Ramp Up Your Fitness Routine with Rowing Machines
One of the standout advantages of rowing machines is their ability to provide a full-body workout with these rowing machines. From your legs pushing against the footrests to your arms pulling the handle, every stroke engages multiple muscle groups, resulting in balanced strength development.
Rowing is gentle on the joints with these rowing machines, making it an excellent choice for individuals with joint issues or those recovering from injuries. The smooth gliding motion minimizes stress on your knees and hips, reducing the risk of impact-related injuries.
Rowing isn’t just about cardio; it’s also a potent strength-building exercise. Pulling the handle, you engage your back, biceps, and core muscles. This consistent resistance leads to enhanced muscle tone and endurance.
Getting Started with Rowing
To make the most of your rowing sessions and prevent injuries, it’s crucial to maintain proper technique. Sit straight, grip the handle with both hands and initiate the movement by pushing with your legs, followed by a fluid pull with your arms.
Setting Resistance Levels
Adjust the resistance settings to match your fitness level. Beginners should start with lower resistance and gradually increase it as they become more comfortable with the motion.
Just like any other workout, a proper warm-up is essential before rowing. Spend a few minutes doing dynamic stretches and light cardio to prepare your muscles for the rowing action.
Designing Your Rowing Routine
If you’re new to rowing, start with a 10-minute session at a comfortable pace. Focus on nailing down your technique and gradually increase your workout time.
For intermediate rowers, aim for 20-30 minutes of continuous rowing. Play around with different stroke intensities to keep your body challenged.
Advanced rowers can experiment with high-intensity interval training (HIIT) on the rowing machine. Alternate between short bursts of intense rowing and active recovery periods for an exhilarating challenge.
Tracking Your Progress
Most rowing machines have built-in monitors displaying metrics like distance, time, strokes per minute, and calories burned. Use these metrics to track your progress and set achievable goals.

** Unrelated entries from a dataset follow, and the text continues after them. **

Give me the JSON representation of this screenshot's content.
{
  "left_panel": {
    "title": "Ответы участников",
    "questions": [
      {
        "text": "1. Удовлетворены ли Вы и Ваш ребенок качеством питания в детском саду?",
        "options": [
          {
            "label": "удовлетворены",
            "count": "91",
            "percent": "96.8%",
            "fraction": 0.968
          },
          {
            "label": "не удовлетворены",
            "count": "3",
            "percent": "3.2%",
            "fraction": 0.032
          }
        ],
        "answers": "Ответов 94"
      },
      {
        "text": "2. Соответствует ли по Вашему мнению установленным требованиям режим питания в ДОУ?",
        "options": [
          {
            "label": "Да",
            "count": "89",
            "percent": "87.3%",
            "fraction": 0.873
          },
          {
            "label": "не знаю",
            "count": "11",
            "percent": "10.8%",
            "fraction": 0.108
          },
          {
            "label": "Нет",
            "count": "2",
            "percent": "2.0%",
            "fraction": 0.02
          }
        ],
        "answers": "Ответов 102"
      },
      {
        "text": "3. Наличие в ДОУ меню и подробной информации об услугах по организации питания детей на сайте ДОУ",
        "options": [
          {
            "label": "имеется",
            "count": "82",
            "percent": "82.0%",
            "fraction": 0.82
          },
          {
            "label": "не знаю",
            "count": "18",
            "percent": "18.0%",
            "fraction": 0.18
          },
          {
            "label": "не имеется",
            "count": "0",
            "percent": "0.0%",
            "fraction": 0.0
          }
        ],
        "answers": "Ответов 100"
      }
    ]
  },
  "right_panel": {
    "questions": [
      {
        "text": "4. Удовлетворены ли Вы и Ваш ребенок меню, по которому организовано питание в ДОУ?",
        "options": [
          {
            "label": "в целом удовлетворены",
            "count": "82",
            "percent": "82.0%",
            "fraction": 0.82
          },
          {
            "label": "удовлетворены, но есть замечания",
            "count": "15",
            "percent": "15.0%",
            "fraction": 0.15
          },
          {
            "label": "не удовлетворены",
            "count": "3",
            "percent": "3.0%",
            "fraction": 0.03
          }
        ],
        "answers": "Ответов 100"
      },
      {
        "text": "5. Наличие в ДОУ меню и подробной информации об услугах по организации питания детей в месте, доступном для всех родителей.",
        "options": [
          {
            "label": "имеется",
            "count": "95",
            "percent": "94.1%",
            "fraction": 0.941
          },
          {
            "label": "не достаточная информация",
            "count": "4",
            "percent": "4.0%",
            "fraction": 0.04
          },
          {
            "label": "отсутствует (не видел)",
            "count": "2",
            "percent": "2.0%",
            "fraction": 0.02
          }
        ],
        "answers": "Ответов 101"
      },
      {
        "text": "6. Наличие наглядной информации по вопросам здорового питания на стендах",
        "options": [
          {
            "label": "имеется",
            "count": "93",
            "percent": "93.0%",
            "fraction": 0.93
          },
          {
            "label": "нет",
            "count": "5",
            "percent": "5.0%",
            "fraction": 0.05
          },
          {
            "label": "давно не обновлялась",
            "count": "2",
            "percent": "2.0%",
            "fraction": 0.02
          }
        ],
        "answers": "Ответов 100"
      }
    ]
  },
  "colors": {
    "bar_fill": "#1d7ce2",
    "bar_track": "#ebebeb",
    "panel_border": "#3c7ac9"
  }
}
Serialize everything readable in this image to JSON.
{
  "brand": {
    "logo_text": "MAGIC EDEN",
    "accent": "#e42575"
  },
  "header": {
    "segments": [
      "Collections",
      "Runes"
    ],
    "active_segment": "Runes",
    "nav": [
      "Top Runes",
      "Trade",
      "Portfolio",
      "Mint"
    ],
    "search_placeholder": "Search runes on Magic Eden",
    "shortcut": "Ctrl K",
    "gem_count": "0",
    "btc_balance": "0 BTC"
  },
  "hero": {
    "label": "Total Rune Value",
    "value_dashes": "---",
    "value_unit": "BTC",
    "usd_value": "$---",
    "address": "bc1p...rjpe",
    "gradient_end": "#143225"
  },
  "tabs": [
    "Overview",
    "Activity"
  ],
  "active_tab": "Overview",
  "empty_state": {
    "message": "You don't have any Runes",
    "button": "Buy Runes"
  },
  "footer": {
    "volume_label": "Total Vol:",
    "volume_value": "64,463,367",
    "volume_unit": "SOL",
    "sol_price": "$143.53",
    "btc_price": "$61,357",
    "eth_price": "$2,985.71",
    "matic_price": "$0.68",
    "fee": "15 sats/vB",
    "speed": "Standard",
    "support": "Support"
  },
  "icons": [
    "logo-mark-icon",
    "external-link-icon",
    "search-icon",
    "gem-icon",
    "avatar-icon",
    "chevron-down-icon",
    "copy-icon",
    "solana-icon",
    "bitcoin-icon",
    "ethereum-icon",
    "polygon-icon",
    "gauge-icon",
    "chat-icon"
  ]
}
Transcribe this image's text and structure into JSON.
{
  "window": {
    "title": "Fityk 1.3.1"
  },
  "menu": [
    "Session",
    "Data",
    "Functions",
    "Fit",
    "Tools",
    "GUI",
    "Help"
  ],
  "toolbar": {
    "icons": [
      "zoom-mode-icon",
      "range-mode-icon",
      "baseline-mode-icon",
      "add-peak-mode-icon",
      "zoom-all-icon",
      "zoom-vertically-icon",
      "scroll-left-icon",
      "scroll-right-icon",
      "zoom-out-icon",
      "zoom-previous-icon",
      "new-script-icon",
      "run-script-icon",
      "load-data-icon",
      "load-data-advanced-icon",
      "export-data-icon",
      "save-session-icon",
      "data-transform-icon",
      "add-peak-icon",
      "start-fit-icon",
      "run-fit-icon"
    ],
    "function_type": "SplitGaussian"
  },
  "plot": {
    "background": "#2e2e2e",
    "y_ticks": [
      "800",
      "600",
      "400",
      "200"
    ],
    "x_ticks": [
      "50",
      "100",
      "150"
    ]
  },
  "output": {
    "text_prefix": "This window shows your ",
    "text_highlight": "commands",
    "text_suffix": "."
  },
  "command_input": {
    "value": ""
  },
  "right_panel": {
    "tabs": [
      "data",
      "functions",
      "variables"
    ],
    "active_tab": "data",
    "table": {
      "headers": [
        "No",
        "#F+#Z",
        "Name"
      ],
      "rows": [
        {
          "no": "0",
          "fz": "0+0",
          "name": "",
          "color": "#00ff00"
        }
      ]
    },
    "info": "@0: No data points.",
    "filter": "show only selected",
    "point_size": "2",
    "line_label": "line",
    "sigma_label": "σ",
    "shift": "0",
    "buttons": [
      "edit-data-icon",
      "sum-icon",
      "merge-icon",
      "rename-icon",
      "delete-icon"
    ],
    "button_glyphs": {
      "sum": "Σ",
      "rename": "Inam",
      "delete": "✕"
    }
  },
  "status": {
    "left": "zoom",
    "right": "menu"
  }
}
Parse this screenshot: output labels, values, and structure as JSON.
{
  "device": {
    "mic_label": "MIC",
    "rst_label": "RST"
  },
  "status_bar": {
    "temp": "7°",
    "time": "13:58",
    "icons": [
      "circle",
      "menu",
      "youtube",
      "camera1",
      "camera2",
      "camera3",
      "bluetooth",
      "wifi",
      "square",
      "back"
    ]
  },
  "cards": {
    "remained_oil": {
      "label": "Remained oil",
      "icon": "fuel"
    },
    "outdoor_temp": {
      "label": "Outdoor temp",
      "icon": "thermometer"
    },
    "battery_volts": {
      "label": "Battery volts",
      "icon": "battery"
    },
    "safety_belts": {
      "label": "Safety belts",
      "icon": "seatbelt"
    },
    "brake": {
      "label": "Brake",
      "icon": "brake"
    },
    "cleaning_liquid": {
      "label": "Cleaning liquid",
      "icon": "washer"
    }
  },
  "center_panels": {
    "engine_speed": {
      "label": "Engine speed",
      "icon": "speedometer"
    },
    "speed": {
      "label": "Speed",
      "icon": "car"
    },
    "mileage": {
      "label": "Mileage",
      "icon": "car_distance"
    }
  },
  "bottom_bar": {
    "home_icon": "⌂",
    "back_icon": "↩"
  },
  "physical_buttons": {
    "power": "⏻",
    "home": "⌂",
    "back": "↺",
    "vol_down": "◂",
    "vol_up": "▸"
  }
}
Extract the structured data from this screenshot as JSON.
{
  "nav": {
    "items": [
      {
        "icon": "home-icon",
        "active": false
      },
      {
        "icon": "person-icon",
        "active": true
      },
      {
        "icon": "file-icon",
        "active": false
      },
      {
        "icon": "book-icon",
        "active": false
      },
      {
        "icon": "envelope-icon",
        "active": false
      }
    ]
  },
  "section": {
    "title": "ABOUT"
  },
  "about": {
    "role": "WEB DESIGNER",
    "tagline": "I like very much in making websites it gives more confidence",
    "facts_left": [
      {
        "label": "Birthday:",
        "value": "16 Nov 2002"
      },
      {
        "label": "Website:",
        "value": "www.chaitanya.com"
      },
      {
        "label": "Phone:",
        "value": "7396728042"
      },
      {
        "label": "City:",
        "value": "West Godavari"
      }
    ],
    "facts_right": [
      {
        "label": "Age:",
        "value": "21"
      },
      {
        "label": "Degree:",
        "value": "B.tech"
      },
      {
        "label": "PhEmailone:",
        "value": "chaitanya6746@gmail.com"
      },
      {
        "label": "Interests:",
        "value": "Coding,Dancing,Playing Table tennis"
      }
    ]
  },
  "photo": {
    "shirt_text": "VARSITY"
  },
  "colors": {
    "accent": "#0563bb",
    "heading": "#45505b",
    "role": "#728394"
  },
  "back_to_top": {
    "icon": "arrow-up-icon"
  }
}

Set specific goals for your rowing routine, whether rowing a certain distance, completing a certain time, or achieving a specific number of strokes. Goals provide motivation and a sense of accomplishment.